Merrimack, N.H. -- Disaster recovery officials warn that Massachusetts residents and business owners whose homes or businesses have been water damaged as a result of the storms and flooding that occurred in October should clean flood-damaged homes thoroughly to avoid possible health problems from mold and mildew.
Water-damaged homes provide a moist environment for mold to flourish, and the health effects can be severe, especially for those with pre-existing conditions such as allergies and asthma. It is often visible as a fuzzy growth or a discoloration of surfaces. It may be accompanied by a musty, earthy odor or a foul stench.
Residents are advised to use care when cleaning up the mold. People with respiratory problems should not spend time in houses with mold. Those who are sensitive to mold spores may experience wheezing, difficulty breathing, nasal and sinus congestion, burning and watering eyes, dry cough, sore throat, shortness of breath or skin irritation.
All materials are likely to become moldy if they are wet long enough. The secret to preventing problems is cleaning, drying and disinfecting all wet surfaces as soon as possible by promptly using disinfectants.
Specialists offer the following suggestions to ensure safe, effective cleanup:
- Have professionals check heating/cooling ducts and wall insulation for mold growth.
- Wash all items that came in contact with floodwaters with a chlorine bleach solution. Open windows for ventilation and wear boots and rubber gloves. Use disinfectant in full strength and keep it on surfaces for 15 minutes.
- Select and use disinfectants carefully, as most are toxic to humans as well as to molds.
- Wipe surfaces that have not been directly involved with a solution of one part bleach/four parts water to reduce contamination.
- Rinse the skin quickly and well if accidental contact takes place.
- Remember that chlorine bleach is no longer effective when the chlorine smell disappears.
Renters, homeowners and business owners who suffered damage or uninsured losses as a result of the severe storms and flooding are encouraged to register for disaster assistance by calling the Department of Homeland Security's Federal Emergency Management Agency at 1-800-621-FEMA (3362). The TTY number for speech and hearing-impaired applicants is 1-800-462-7585. Registration can also be done online at www.fema.gov.
FEMA prepares the nation for all hazards and manages federal response and recovery efforts following any national incident.
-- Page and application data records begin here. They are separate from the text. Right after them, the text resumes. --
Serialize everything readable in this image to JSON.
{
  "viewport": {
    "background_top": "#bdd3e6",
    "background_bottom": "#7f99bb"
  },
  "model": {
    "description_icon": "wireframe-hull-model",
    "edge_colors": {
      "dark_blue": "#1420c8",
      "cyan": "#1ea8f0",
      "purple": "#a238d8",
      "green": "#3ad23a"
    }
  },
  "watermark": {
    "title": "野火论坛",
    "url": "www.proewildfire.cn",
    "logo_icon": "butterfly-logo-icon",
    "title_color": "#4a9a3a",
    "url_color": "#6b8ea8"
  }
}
FEMA also initiates mitigation activities, trains first responders, works with state and local emergency managers, and manages the National Flood Insurance Program and the U.S. Fire Administration. FEMA became part of the U.S. Department of Homeland Security on March 1, 2003.